The San Jose, California, company's net loss widened to $25.2 million, or 22 cents per share, in the third quarter ending Sept. 30, from $9.5 million, or 9 cents per share, a year earlier.

The loss was not as bad as the Street had expected, however. Analysts had forecast a loss of 28 cents per share, according to Refinitiv estimates.

Total operating expenses for the quarter rose about 60% to $145 million from a year ago.

"Roku had strong earnings, but they are spending aggressively and not letting much profit flow through," said Chaim Siegel, an analyst with Elazar Advisors.

Total net revenue rose to $260.9 million, also slightly better than forecast, from $173.4 million a year ago.

Roku, which sells devices that allow users to stream video from services like Netflix and Apple Inc's Apple TV+, said Disney+, the forthcoming streaming service from Walt Disney Co, would soon launch on its platform.

"Overall, we are excited about the launch of all of the new services coming to the industry and to our platform," said Roku Chief Executive Officer Anthony Wood. "We have customers that want to watch premium services. We have customers that want to watch free content. We have customers that want to watch both.
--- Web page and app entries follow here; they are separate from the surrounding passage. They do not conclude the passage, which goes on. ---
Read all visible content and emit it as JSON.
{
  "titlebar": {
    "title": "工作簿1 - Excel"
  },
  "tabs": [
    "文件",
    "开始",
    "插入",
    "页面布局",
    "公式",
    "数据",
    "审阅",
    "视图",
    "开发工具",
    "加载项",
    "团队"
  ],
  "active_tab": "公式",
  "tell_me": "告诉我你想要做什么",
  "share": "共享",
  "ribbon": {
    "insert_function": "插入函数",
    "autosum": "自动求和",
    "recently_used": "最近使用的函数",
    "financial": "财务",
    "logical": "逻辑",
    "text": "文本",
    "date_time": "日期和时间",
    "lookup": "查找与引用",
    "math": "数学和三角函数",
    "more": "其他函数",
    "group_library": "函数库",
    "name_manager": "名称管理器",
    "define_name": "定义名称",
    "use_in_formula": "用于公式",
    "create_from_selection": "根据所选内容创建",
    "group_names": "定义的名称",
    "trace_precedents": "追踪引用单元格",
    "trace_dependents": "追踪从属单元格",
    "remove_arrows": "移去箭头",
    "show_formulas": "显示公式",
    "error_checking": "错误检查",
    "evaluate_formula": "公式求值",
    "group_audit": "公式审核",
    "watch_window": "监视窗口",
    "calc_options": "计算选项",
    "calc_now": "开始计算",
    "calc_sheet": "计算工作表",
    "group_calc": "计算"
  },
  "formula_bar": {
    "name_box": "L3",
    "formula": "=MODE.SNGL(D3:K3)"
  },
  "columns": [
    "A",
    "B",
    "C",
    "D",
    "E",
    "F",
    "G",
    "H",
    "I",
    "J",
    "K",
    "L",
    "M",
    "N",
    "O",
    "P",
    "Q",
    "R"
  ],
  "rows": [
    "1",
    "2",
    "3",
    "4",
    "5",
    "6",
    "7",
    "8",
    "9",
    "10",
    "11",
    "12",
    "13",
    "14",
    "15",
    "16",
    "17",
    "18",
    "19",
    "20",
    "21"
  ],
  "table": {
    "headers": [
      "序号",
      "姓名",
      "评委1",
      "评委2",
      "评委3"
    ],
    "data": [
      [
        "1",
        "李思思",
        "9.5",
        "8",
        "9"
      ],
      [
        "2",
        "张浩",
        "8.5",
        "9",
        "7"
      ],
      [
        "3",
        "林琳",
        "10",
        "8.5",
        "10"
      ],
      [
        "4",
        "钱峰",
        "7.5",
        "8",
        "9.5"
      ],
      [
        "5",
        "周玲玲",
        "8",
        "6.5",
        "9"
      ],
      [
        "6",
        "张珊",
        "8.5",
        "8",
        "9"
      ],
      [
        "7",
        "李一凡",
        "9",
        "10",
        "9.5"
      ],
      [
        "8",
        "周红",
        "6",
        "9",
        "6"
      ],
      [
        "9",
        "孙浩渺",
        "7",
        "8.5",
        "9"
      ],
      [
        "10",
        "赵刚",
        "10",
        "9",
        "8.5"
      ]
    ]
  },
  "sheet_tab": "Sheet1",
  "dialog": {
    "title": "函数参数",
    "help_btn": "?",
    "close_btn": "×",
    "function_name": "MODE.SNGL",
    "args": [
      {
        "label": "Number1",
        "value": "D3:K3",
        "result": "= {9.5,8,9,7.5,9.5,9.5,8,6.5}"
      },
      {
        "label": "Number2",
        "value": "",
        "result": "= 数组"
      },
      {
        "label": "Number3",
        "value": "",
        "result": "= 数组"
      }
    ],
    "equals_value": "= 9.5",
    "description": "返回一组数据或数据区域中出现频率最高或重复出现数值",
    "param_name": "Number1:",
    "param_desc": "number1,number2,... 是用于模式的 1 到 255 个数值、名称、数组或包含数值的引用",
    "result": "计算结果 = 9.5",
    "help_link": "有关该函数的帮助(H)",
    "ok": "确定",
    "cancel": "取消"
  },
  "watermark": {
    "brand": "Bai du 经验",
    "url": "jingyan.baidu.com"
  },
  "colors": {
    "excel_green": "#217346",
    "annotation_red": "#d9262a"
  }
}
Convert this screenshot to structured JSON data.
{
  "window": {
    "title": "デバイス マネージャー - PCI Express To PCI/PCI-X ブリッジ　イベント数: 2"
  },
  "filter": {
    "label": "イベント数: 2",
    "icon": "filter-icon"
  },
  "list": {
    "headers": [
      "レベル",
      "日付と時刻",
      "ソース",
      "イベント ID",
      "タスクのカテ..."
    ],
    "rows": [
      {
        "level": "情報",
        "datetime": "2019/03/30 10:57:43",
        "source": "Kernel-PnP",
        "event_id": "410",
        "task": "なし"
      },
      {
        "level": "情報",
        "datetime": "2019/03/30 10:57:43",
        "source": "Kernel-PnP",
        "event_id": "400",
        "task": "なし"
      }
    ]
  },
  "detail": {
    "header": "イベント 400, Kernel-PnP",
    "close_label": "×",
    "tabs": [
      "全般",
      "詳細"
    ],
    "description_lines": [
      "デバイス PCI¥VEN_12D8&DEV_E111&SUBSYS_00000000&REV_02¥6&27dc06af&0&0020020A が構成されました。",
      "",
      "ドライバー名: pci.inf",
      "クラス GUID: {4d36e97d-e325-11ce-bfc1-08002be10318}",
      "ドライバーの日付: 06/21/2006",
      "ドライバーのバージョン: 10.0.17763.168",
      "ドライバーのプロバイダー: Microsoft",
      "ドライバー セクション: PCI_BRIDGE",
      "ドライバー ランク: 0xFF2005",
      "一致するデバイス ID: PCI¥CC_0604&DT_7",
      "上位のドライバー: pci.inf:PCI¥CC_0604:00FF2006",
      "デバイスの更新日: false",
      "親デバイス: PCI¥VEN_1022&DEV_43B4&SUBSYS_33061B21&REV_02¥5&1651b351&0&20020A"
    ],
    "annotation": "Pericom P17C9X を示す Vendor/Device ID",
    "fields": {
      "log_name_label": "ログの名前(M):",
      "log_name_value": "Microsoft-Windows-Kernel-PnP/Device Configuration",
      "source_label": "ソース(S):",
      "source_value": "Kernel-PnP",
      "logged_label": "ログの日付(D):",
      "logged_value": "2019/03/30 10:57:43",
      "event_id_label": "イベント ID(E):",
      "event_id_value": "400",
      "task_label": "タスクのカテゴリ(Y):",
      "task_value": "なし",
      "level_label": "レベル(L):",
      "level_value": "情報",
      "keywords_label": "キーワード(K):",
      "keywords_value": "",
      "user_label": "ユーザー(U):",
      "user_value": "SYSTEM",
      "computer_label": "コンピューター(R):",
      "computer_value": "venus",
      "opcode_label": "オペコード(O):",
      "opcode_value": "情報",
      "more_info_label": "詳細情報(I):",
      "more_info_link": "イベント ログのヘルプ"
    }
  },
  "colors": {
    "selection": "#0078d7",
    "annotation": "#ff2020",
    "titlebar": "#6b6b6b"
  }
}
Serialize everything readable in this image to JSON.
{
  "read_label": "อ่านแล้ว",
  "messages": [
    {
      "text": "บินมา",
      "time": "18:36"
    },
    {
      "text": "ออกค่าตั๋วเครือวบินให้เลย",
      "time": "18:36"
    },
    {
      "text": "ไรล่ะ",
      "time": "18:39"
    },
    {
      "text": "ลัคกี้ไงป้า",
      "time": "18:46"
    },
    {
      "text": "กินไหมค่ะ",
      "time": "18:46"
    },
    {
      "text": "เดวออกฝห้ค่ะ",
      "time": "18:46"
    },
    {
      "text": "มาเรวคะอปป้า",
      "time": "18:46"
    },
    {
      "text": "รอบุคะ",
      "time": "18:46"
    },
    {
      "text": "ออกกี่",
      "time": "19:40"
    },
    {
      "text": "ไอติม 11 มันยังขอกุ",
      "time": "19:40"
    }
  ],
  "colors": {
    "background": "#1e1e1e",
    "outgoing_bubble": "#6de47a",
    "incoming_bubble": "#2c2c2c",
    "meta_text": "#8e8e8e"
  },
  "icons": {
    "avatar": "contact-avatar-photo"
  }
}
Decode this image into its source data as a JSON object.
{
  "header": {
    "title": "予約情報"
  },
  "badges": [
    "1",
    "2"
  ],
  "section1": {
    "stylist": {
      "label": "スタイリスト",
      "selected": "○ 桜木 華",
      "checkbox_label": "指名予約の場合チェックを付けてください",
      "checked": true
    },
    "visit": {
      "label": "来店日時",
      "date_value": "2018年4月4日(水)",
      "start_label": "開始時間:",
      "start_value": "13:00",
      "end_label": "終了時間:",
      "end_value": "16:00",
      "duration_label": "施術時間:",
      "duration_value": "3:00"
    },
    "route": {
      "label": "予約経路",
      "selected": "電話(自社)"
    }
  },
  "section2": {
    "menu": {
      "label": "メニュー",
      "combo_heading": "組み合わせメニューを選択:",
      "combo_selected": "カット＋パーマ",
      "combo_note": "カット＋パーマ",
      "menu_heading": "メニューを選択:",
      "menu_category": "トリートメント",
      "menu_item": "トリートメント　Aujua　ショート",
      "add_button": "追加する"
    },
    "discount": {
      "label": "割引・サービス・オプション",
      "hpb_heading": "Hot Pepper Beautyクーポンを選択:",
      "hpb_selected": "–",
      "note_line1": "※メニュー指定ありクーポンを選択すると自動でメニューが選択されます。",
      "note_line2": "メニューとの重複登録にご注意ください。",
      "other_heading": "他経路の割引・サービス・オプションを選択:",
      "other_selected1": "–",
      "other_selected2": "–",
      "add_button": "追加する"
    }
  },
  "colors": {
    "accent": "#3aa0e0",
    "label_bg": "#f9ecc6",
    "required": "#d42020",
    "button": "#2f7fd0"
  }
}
And so we think all those business models are supported on our platform."

In September, Roku introduced a new line of streaming players for North America, Latin America and some European markets, with an entry price point of $29.99 for the Roku Express device.

As the streaming video market has become more crowded, Roku has shifted its focus from device sales to advertising, which is now the company's fastest-growing revenue stream.

Roku takes a cut of some advertising from media companies that stream programming on the free, ad-supported Roku channel. It also makes money from the resale of premium streaming subscriptions, and takes a cut of revenue generated from ads that marketers serve up to Roku's users.

In October, Roku announced it had spent $150 million to acquire Dataxu, which lets marketers plan and buy video ad campaigns. The deal is expected to be finalized during the fourth quarter. (Reporting by Helen Coster in New York and Ayanti Bera in Bengaluru Editing by Rosalba O'Brien, Diane Craft and Leslie Adler)